[Assignment]:
Below is a block of records: output all of them exactly and leave out the pictures.

[Records shown]:
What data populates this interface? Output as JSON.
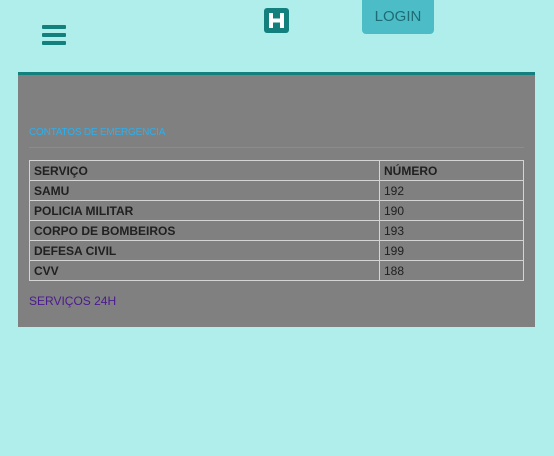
{
  "header": {
    "menu_icon": "hamburger-menu-icon",
    "logo_icon": "hospital-h-icon",
    "logo_letter": "H",
    "login_label": "LOGIN"
  },
  "colors": {
    "page_background": "#b0eeec",
    "accent": "#14807e",
    "panel_background": "#808080",
    "login_button": "#4cbcc7",
    "title_text": "#2ab0ef",
    "link_text": "#4b1a8e"
  },
  "main": {
    "section_title": "CONTATOS DE EMERGENCIA",
    "table": {
      "headers": [
        "SERVIÇO",
        "NÚMERO"
      ],
      "rows": [
        [
          "SAMU",
          "192"
        ],
        [
          "POLICIA MILITAR",
          "190"
        ],
        [
          "CORPO DE BOMBEIROS",
          "193"
        ],
        [
          "DEFESA CIVIL",
          "199"
        ],
        [
          "CVV",
          "188"
        ]
      ]
    },
    "services_link": "SERVIÇOS 24H"
  }
}
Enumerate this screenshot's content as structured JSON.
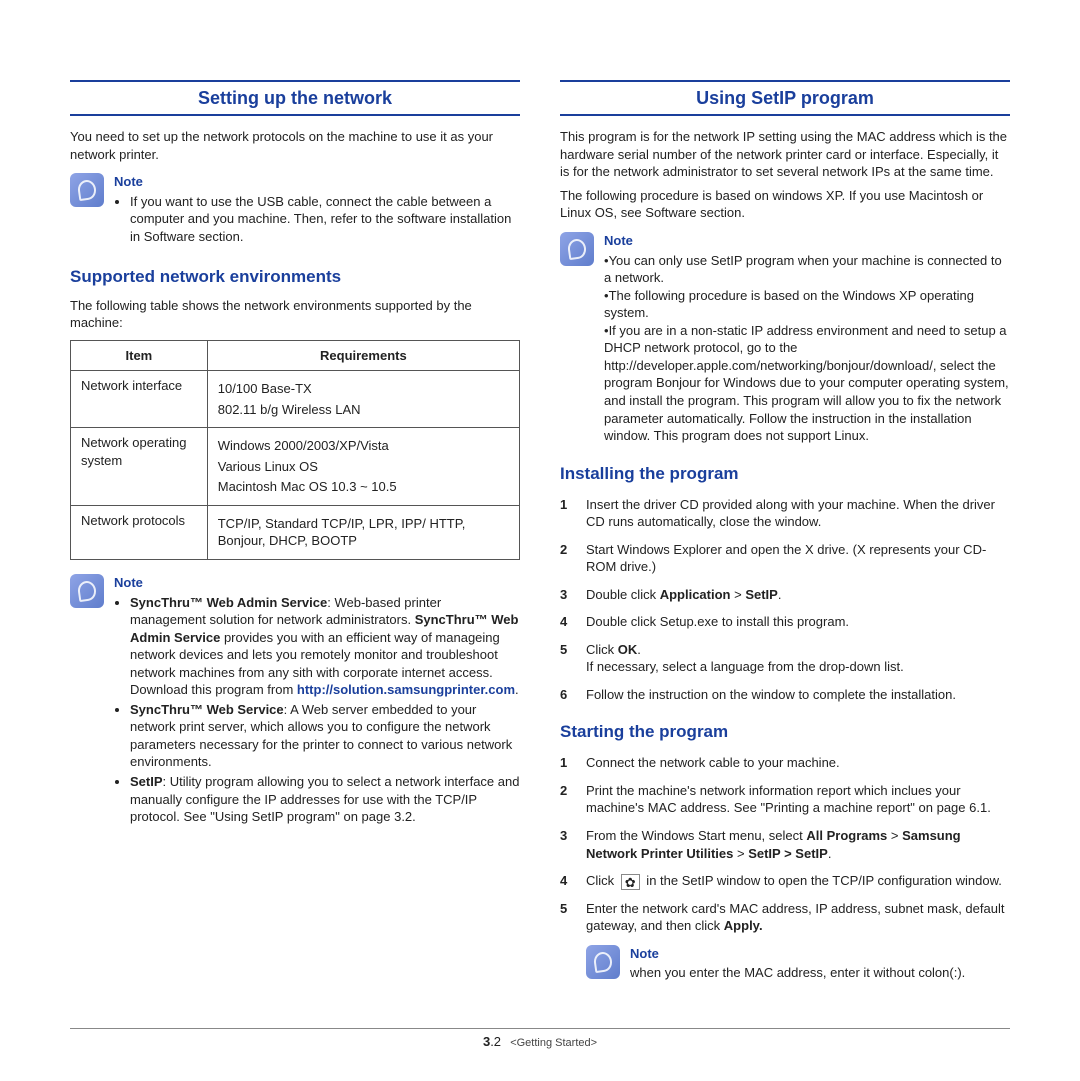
{
  "left": {
    "title": "Setting up the network",
    "intro": "You need to set up the network protocols on the machine to use it as your network printer.",
    "note1_label": "Note",
    "note1_item": "If you want to use the USB cable, connect the cable between a computer and you machine. Then, refer to the software installation in Software section.",
    "subhead": "Supported network environments",
    "table_intro": "The following table shows the network environments supported by the machine:",
    "th_item": "Item",
    "th_req": "Requirements",
    "row1_item": "Network interface",
    "row1_l1": "10/100 Base-TX",
    "row1_l2": "802.11 b/g Wireless LAN",
    "row2_item": "Network operating system",
    "row2_l1": "Windows 2000/2003/XP/Vista",
    "row2_l2": "Various Linux OS",
    "row2_l3": "Macintosh Mac OS 10.3 ~ 10.5",
    "row3_item": "Network protocols",
    "row3_l1": "TCP/IP, Standard TCP/IP, LPR, IPP/ HTTP, Bonjour, DHCP, BOOTP",
    "note2_label": "Note",
    "n2_b1a": "SyncThru™ Web Admin Service",
    "n2_b1b": ": Web-based printer management solution for network administrators. ",
    "n2_b1c": "SyncThru™ Web Admin Service",
    "n2_b1d": " provides you with an efficient way of manageing network devices and lets you remotely monitor and troubleshoot network machines from any sith with corporate internet access. Download this program from ",
    "n2_b1link": "http://solution.samsungprinter.com",
    "n2_b1e": ".",
    "n2_b2a": "SyncThru™ Web Service",
    "n2_b2b": ": A Web server embedded to your network print server, which allows you to configure the network parameters necessary for the printer to connect to various network environments.",
    "n2_b3a": "SetIP",
    "n2_b3b": ": Utility program allowing you to select a network interface and manually configure the IP addresses for use with the TCP/IP protocol. See \"Using SetIP program\" on page 3.2."
  },
  "right": {
    "title": "Using SetIP program",
    "intro1": "This program is for the network IP setting using the MAC address which is the hardware serial number of the network printer card or interface. Especially, it is for the network administrator to set several network IPs at the same time.",
    "intro2": "The following procedure is based on windows XP. If you use Macintosh or Linux OS, see Software section.",
    "note1_label": "Note",
    "note1_i1": "You can only use SetIP program when your machine is connected to a network.",
    "note1_i2": "The following procedure is based on the Windows XP operating system.",
    "note1_i3": "If you are in a non-static IP address environment and need to setup a DHCP network protocol, go to the http://developer.apple.com/networking/bonjour/download/, select the program Bonjour for Windows due to your computer operating system, and install the program. This program will allow you to fix the network parameter automatically. Follow the instruction in the installation window. This program does not support Linux.",
    "install_head": "Installing the program",
    "i1": "Insert the driver CD provided along with your machine. When the driver CD runs automatically, close the window.",
    "i2": "Start Windows Explorer and open the X drive. (X represents your CD-ROM drive.)",
    "i3a": "Double click ",
    "i3b": "Application",
    "i3c": " > ",
    "i3d": "SetIP",
    "i3e": ".",
    "i4": "Double click Setup.exe to install this program.",
    "i5a": "Click ",
    "i5b": "OK",
    "i5c": ".",
    "i5d": "If necessary, select a language from the drop-down list.",
    "i6": "Follow the instruction on the window to complete the installation.",
    "start_head": "Starting the program",
    "s1": "Connect the network cable to your machine.",
    "s2": "Print the machine's network information report which inclues your machine's MAC address. See \"Printing a machine report\" on page 6.1.",
    "s3a": "From the Windows Start menu, select ",
    "s3b": "All Programs",
    "s3c": " > ",
    "s3d": "Samsung Network Printer Utilities",
    "s3e": " > ",
    "s3f": "SetIP > SetIP",
    "s3g": ".",
    "s4a": "Click ",
    "s4b": " in the SetIP window to open the TCP/IP configuration window.",
    "s5a": "Enter the network card's MAC address, IP address, subnet mask, default gateway, and then click ",
    "s5b": "Apply.",
    "note2_label": "Note",
    "note2_text": "when you enter the MAC address, enter it without colon(:)."
  },
  "footer": {
    "page_major": "3",
    "page_minor": ".2",
    "chapter": "<Getting Started>"
  }
}
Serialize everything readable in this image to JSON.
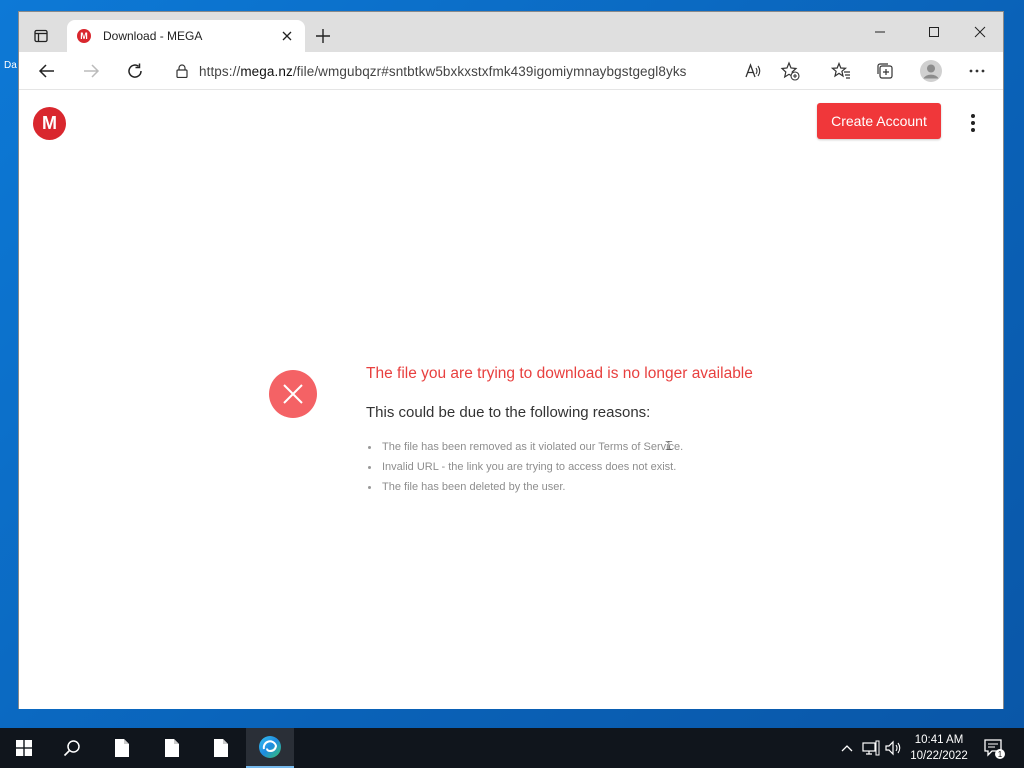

[Completed task]:
What data populates this interface? Output as JSON.
{
  "header": {
    "menu_icon": "hamburger-menu-icon",
    "logo_icon": "hospital-h-icon",
    "logo_letter": "H",
    "login_label": "LOGIN"
  },
  "colors": {
    "page_background": "#b0eeec",
    "accent": "#14807e",
    "panel_background": "#808080",
    "login_button": "#4cbcc7",
    "title_text": "#2ab0ef",
    "link_text": "#4b1a8e"
  },
  "main": {
    "section_title": "CONTATOS DE EMERGENCIA",
    "table": {
      "headers": [
        "SERVIÇO",
        "NÚMERO"
      ],
      "rows": [
        [
          "SAMU",
          "192"
        ],
        [
          "POLICIA MILITAR",
          "190"
        ],
        [
          "CORPO DE BOMBEIROS",
          "193"
        ],
        [
          "DEFESA CIVIL",
          "199"
        ],
        [
          "CVV",
          "188"
        ]
      ]
    },
    "services_link": "SERVIÇOS 24H"
  }
}
Enumerate this screenshot's content as structured JSON.
{
  "left": {
    "title": "Setting up the network",
    "intro": "You need to set up the network protocols on the machine to use it as your network printer.",
    "note1_label": "Note",
    "note1_item": "If you want to use the USB cable, connect the cable between a computer and you machine. Then, refer to the software installation in Software section.",
    "subhead": "Supported network environments",
    "table_intro": "The following table shows the network environments supported by the machine:",
    "th_item": "Item",
    "th_req": "Requirements",
    "row1_item": "Network interface",
    "row1_l1": "10/100 Base-TX",
    "row1_l2": "802.11 b/g Wireless LAN",
    "row2_item": "Network operating system",
    "row2_l1": "Windows 2000/2003/XP/Vista",
    "row2_l2": "Various Linux OS",
    "row2_l3": "Macintosh Mac OS 10.3 ~ 10.5",
    "row3_item": "Network protocols",
    "row3_l1": "TCP/IP, Standard TCP/IP, LPR, IPP/ HTTP, Bonjour, DHCP, BOOTP",
    "note2_label": "Note",
    "n2_b1a": "SyncThru™ Web Admin Service",
    "n2_b1b": ": Web-based printer management solution for network administrators. ",
    "n2_b1c": "SyncThru™ Web Admin Service",
    "n2_b1d": " provides you with an efficient way of manageing network devices and lets you remotely monitor and troubleshoot network machines from any sith with corporate internet access. Download this program from ",
    "n2_b1link": "http://solution.samsungprinter.com",
    "n2_b1e": ".",
    "n2_b2a": "SyncThru™ Web Service",
    "n2_b2b": ": A Web server embedded to your network print server, which allows you to configure the network parameters necessary for the printer to connect to various network environments.",
    "n2_b3a": "SetIP",
    "n2_b3b": ": Utility program allowing you to select a network interface and manually configure the IP addresses for use with the TCP/IP protocol. See \"Using SetIP program\" on page 3.2."
  },
  "right": {
    "title": "Using SetIP program",
    "intro1": "This program is for the network IP setting using the MAC address which is the hardware serial number of the network printer card or interface. Especially, it is for the network administrator to set several network IPs at the same time.",
    "intro2": "The following procedure is based on windows XP. If you use Macintosh or Linux OS, see Software section.",
    "note1_label": "Note",
    "note1_i1": "You can only use SetIP program when your machine is connected to a network.",
    "note1_i2": "The following procedure is based on the Windows XP operating system.",
    "note1_i3": "If you are in a non-static IP address environment and need to setup a DHCP network protocol, go to the http://developer.apple.com/networking/bonjour/download/, select the program Bonjour for Windows due to your computer operating system, and install the program. This program will allow you to fix the network parameter automatically. Follow the instruction in the installation window. This program does not support Linux.",
    "install_head": "Installing the program",
    "i1": "Insert the driver CD provided along with your machine. When the driver CD runs automatically, close the window.",
    "i2": "Start Windows Explorer and open the X drive. (X represents your CD-ROM drive.)",
    "i3a": "Double click ",
    "i3b": "Application",
    "i3c": " > ",
    "i3d": "SetIP",
    "i3e": ".",
    "i4": "Double click Setup.exe to install this program.",
    "i5a": "Click ",
    "i5b": "OK",
    "i5c": ".",
    "i5d": "If necessary, select a language from the drop-down list.",
    "i6": "Follow the instruction on the window to complete the installation.",
    "start_head": "Starting the program",
    "s1": "Connect the network cable to your machine.",
    "s2": "Print the machine's network information report which inclues your machine's MAC address. See \"Printing a machine report\" on page 6.1.",
    "s3a": "From the Windows Start menu, select ",
    "s3b": "All Programs",
    "s3c": " > ",
    "s3d": "Samsung Network Printer Utilities",
    "s3e": " > ",
    "s3f": "SetIP > SetIP",
    "s3g": ".",
    "s4a": "Click ",
    "s4b": " in the SetIP window to open the TCP/IP configuration window.",
    "s5a": "Enter the network card's MAC address, IP address, subnet mask, default gateway, and then click ",
    "s5b": "Apply.",
    "note2_label": "Note",
    "note2_text": "when you enter the MAC address, enter it without colon(:)."
  },
  "footer": {
    "page_major": "3",
    "page_minor": ".2",
    "chapter": "<Getting Started>"
  }
}
Serialize everything readable in this image to JSON.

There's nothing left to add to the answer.